Module 1: Getting Started


Module 2: Leadership, Vision and Organizational Culture


Module 3: Collaborative Structure and Joint Ownership


Module 4: Data-Driven Understanding of Local Reentry


Module 5: Targeted Intervention Strategies


Module 6: Screening and Assessment


Module 7: Transition Plan Development


Module 8: Targeted Transition Interventions


Module 9: Self-Evaluation and Sustainability

Section 2: Transition Plan Content

This section guides you through the development of a transition plan based on the National Institute of Corrections’ Transition Accountability Plan (TAP). According to Peggy Burke, author of the Transition from Prison to Community Reentry Handbook, a transition plan has the following components:

At minimum, according to Burke, transition plans should2

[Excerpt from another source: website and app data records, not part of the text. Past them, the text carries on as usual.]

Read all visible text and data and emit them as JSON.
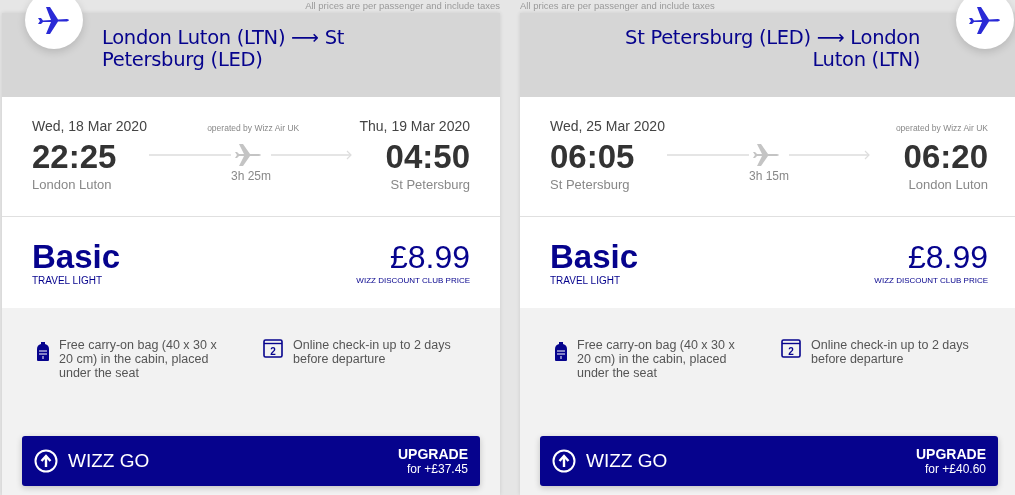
{
  "cards": [
    {
      "kind": "outbound",
      "note": "All prices are per passenger and include taxes",
      "route": "London Luton (LTN) ⟶ St Petersburg (LED)",
      "departure": {
        "date": "Wed, 18 Mar 2020",
        "time": "22:25",
        "city": "London Luton"
      },
      "operator": "operated by Wizz Air UK",
      "arrival": {
        "date": "Thu, 19 Mar 2020",
        "time": "04:50",
        "city": "St Petersburg"
      },
      "duration": "3h 25m",
      "fare": {
        "name": "Basic",
        "tagline": "TRAVEL LIGHT",
        "price": "£8.99",
        "price_label": "WIZZ DISCOUNT CLUB PRICE"
      },
      "features": [
        {
          "kind": "bag",
          "text": "Free carry-on bag (40 x 30 x 20 cm) in the cabin, placed under the seat"
        },
        {
          "kind": "calendar",
          "icon_text": "2",
          "text": "Online check-in up to 2 days before departure"
        }
      ],
      "upgrade": {
        "name": "WIZZ GO",
        "action": "UPGRADE",
        "price": "for +£37.45"
      }
    },
    {
      "kind": "return",
      "note": "All prices are per passenger and include taxes",
      "route": "St Petersburg (LED) ⟶ London Luton (LTN)",
      "departure": {
        "date": "Wed, 25 Mar 2020",
        "time": "06:05",
        "city": "St Petersburg"
      },
      "operator": "operated by Wizz Air UK",
      "arrival": {
        "time": "06:20",
        "city": "London Luton"
      },
      "duration": "3h 15m",
      "fare": {
        "name": "Basic",
        "tagline": "TRAVEL LIGHT",
        "price": "£8.99",
        "price_label": "WIZZ DISCOUNT CLUB PRICE"
      },
      "features": [
        {
          "kind": "bag",
          "text": "Free carry-on bag (40 x 30 x 20 cm) in the cabin, placed under the seat"
        },
        {
          "kind": "calendar",
          "icon_text": "2",
          "text": "Online check-in up to 2 days before departure"
        }
      ],
      "upgrade": {
        "name": "WIZZ GO",
        "action": "UPGRADE",
        "price": "for +£40.60"
      }
    }
  ]
}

The transition plan template (click here) reflects the minimum requirements of an effective transition plan. Our purpose is not to recommend any one transition plan, but instead to provide you with a transition plan template you can modify based on your jurisdiction’s needs. However, as discussed in the previous section, each plan must identify the types of interventions an individual needs, when and where interventions should occur, and by whom.

Discussed here is the rationale for each section of the plan:

A comprehensive knowledge of community resources by the transition planner is essential. Each individual who needs a referral must be given the agency’s name and address as well as a contact person’s name, and in many cases the date and time of an appointment. Though the post-release plan is initially developed in jail, it should be reviewed and revised by a community-based partner upon release.

Released individuals often have a difficult time following up on a referral, even when post-release services are available and accessible. This plan includes a reentry accountability plan so the person can work with his or her case manager or counselor to identify behaviors that may impede them from utilizing a referred community service.

For more information and examples from the field

1. Burke, Peggy B. Burke. 2008. TPC Reentry Handbook: Implementing the NIC Transition from Prison to the Community Model.

2. Howard County, MD Detention Center. Howard County Reentry Checklist.

3.  Denver Sheriff Department. Denver Jail to Community Reentry Case Management Form.

4.  Douglas County, KS Sheriff’s Office Corrections Division. 2008. Reentry Eligibility, Rules and Expectations.  A comprehensive inmate questionnaire: Reentry eligibility, rules, expectations and development of transition goals.

5. Hennepin County, MN. Hennepin County TJC Transition Plan.

 
1 of 2
Next


1 Peggy B. Burke, TPC Reentry Handbook: Implementing the NIC Transition from Prison to the Community Model (Washington, DC: Center for Effective Public Policy, The National Institute of Corrections, 2008).

2 Ibid.